moneythoughts said...

Thanks for sharing your photos. It is always interesting to see through another's eyes.

Patsy said...

I'm learning just reading what you have to say. Lovely shots of the flowers, but of course I'm all about the people. Love the familia posing for this one --- cute group.

Kim said...

I will do whatever I can do to shoot without my flash..if that means shooting at a 3200 ISO.. I will.. :)

I really need a macro lens.. I love the extremely close shots.. the family shot is just great.. expressions and all..

Cathy said...

i have a crappy camera, so i sort of make up for it with photo editing software--i crop my photos all the time.

Emily/Randomability said...

I am lusting for a better camera. I have a Nikkon point & shoot that I need to learn to use better.

Ree said...

I try to keep my flash off, too.

You did really well with those flower shots. I can't wait to see butterflies.

That Bread Lady said...

Hi LouCeeL! Nice photos and photo lessons. I can't afford a "professional" camera either, but I'm really amazed at the capabilities of the new inexpensive digitals. Now I take loads of shots, view them instantly, edit or re-shoot as needed, all without the expensive of film and prints. It's a wonderful time we live in!

Loraine said...

I'm still learning,too- never took a photography class but people seem to like what I do.

Tip: One thing that has really helped me is figuring out the White Balance- when the lighting sucks and you have to take a picture anyway, it's very useful. Can be a complete pain to figure out at first but there are articles and such that can be helpful.

I don't have photoshop and I haven't tried gimp... I'll check it out.

Employee No. 3699 said...

Of course you know Paul would totally agree with you about the difference between 35mm and digital. Me? I'm still learning...at...my...own...snail...pace.

Looking forward to more pictures from your vacation!

Joyce-Anne said...

Argh! Blogger ate my comment. In a nutshell, I once read an article written by a children's photographer. She said to get good shots, first: get close to your child/baby and then get CLOSER. I guess the same is true for other subject matter too.

Honeybell said...

I love my digital for that very reason. I can experiment all I want with instant (and free!) results.

That last pic is hilarious!

Momisodes said...

There really is nothing better than natural light. I don't have quite as fancy a camera, but I always find that the best photos are taken without flash and using plain sunlight :)

Love the group shot!
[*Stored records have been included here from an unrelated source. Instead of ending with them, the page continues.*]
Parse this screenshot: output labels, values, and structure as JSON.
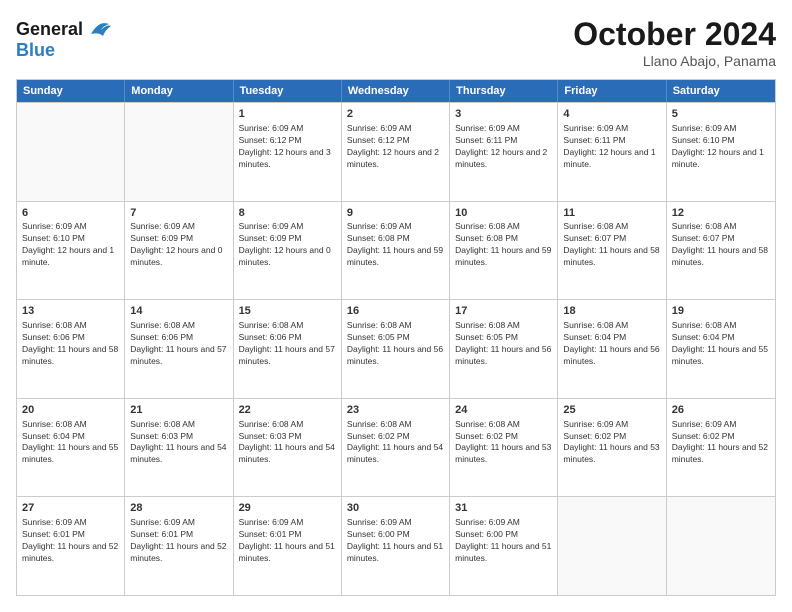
{
  "header": {
    "logo_line1": "General",
    "logo_line2": "Blue",
    "month": "October 2024",
    "location": "Llano Abajo, Panama"
  },
  "weekdays": [
    "Sunday",
    "Monday",
    "Tuesday",
    "Wednesday",
    "Thursday",
    "Friday",
    "Saturday"
  ],
  "rows": [
    [
      {
        "day": "",
        "text": ""
      },
      {
        "day": "",
        "text": ""
      },
      {
        "day": "1",
        "text": "Sunrise: 6:09 AM\nSunset: 6:12 PM\nDaylight: 12 hours and 3 minutes."
      },
      {
        "day": "2",
        "text": "Sunrise: 6:09 AM\nSunset: 6:12 PM\nDaylight: 12 hours and 2 minutes."
      },
      {
        "day": "3",
        "text": "Sunrise: 6:09 AM\nSunset: 6:11 PM\nDaylight: 12 hours and 2 minutes."
      },
      {
        "day": "4",
        "text": "Sunrise: 6:09 AM\nSunset: 6:11 PM\nDaylight: 12 hours and 1 minute."
      },
      {
        "day": "5",
        "text": "Sunrise: 6:09 AM\nSunset: 6:10 PM\nDaylight: 12 hours and 1 minute."
      }
    ],
    [
      {
        "day": "6",
        "text": "Sunrise: 6:09 AM\nSunset: 6:10 PM\nDaylight: 12 hours and 1 minute."
      },
      {
        "day": "7",
        "text": "Sunrise: 6:09 AM\nSunset: 6:09 PM\nDaylight: 12 hours and 0 minutes."
      },
      {
        "day": "8",
        "text": "Sunrise: 6:09 AM\nSunset: 6:09 PM\nDaylight: 12 hours and 0 minutes."
      },
      {
        "day": "9",
        "text": "Sunrise: 6:09 AM\nSunset: 6:08 PM\nDaylight: 11 hours and 59 minutes."
      },
      {
        "day": "10",
        "text": "Sunrise: 6:08 AM\nSunset: 6:08 PM\nDaylight: 11 hours and 59 minutes."
      },
      {
        "day": "11",
        "text": "Sunrise: 6:08 AM\nSunset: 6:07 PM\nDaylight: 11 hours and 58 minutes."
      },
      {
        "day": "12",
        "text": "Sunrise: 6:08 AM\nSunset: 6:07 PM\nDaylight: 11 hours and 58 minutes."
      }
    ],
    [
      {
        "day": "13",
        "text": "Sunrise: 6:08 AM\nSunset: 6:06 PM\nDaylight: 11 hours and 58 minutes."
      },
      {
        "day": "14",
        "text": "Sunrise: 6:08 AM\nSunset: 6:06 PM\nDaylight: 11 hours and 57 minutes."
      },
      {
        "day": "15",
        "text": "Sunrise: 6:08 AM\nSunset: 6:06 PM\nDaylight: 11 hours and 57 minutes."
      },
      {
        "day": "16",
        "text": "Sunrise: 6:08 AM\nSunset: 6:05 PM\nDaylight: 11 hours and 56 minutes."
      },
      {
        "day": "17",
        "text": "Sunrise: 6:08 AM\nSunset: 6:05 PM\nDaylight: 11 hours and 56 minutes."
      },
      {
        "day": "18",
        "text": "Sunrise: 6:08 AM\nSunset: 6:04 PM\nDaylight: 11 hours and 56 minutes."
      },
      {
        "day": "19",
        "text": "Sunrise: 6:08 AM\nSunset: 6:04 PM\nDaylight: 11 hours and 55 minutes."
      }
    ],
    [
      {
        "day": "20",
        "text": "Sunrise: 6:08 AM\nSunset: 6:04 PM\nDaylight: 11 hours and 55 minutes."
      },
      {
        "day": "21",
        "text": "Sunrise: 6:08 AM\nSunset: 6:03 PM\nDaylight: 11 hours and 54 minutes."
      },
      {
        "day": "22",
        "text": "Sunrise: 6:08 AM\nSunset: 6:03 PM\nDaylight: 11 hours and 54 minutes."
      },
      {
        "day": "23",
        "text": "Sunrise: 6:08 AM\nSunset: 6:02 PM\nDaylight: 11 hours and 54 minutes."
      },
      {
        "day": "24",
        "text": "Sunrise: 6:08 AM\nSunset: 6:02 PM\nDaylight: 11 hours and 53 minutes."
      },
      {
        "day": "25",
        "text": "Sunrise: 6:09 AM\nSunset: 6:02 PM\nDaylight: 11 hours and 53 minutes."
      },
      {
        "day": "26",
        "text": "Sunrise: 6:09 AM\nSunset: 6:02 PM\nDaylight: 11 hours and 52 minutes."
      }
    ],
    [
      {
        "day": "27",
        "text": "Sunrise: 6:09 AM\nSunset: 6:01 PM\nDaylight: 11 hours and 52 minutes."
      },
      {
        "day": "28",
        "text": "Sunrise: 6:09 AM\nSunset: 6:01 PM\nDaylight: 11 hours and 52 minutes."
      },
      {
        "day": "29",
        "text": "Sunrise: 6:09 AM\nSunset: 6:01 PM\nDaylight: 11 hours and 51 minutes."
      },
      {
        "day": "30",
        "text": "Sunrise: 6:09 AM\nSunset: 6:00 PM\nDaylight: 11 hours and 51 minutes."
      },
      {
        "day": "31",
        "text": "Sunrise: 6:09 AM\nSunset: 6:00 PM\nDaylight: 11 hours and 51 minutes."
      },
      {
        "day": "",
        "text": ""
      },
      {
        "day": "",
        "text": ""
      }
    ]
  ]
}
Priceless.

Maggie's Mind said...

Beautiful shots! I've been using the same strategies of getting the shot I want without flash and playing with the macro settings. Love the results all around.

tiff said...

They are beautiful Lou. I love the purple flower. So gorgeous. Welcome home, by the way.

LceeL said...

Jientje: They had no idea what they were in for.

Zoeyjane: Some cameras will let you do more things than others - but any camera is better than no camera at all.

NicoleB: I have no macro lens - and those shots are as they came form the camera - except the last one - which I punched up in GIMP. I shoot RAW plus JPEG with each shot. I get TWO files.

Shadow: Oh, my. you are SO right.

Moneythoughts: No - thank YOU for looking.

Patsy: Yeah, they are cute, aren't they?

Kim: I have NO macro lens. Maybe someday. For n ow - I'll just get as close as the lens will allow.

Cathy: Inside EVERY 'crappy' snapshot photograph, is a better one. And cropping is how you find it.

Emily: It isn't always the camera - mostly - it's the eye behind the camera.

Ree: Soon, Ree. Very soon. And I'm glad you like the flowers.

That Bread Lady: It is that, ma'am.

Loraine: I need to learn white balance better, as well. And GIMP is great. Really.

Employee: They're coming, soon.

Joyce-Anne: Closer is better.

Honeybell: Thank you, ma'am.

Momisodes: Yeah - the group shot is a keeper.

Maggie's Mind: Thank you, Maggie.

Tiff: Thank you, ma;am. It's nice to be home. And I'm learning.

NicoleB said...

Question is, do you edit them in RAW format? Best with the software that came with your cam (if Canon does that).

M+B said...

I am glad you finally know the difference between chlamydia and clematis as that could have been an embarrassing mistake oneday!

I love the *shopped* purple clematis.

Hyphen Mama said...

Great pictures. I love the last one.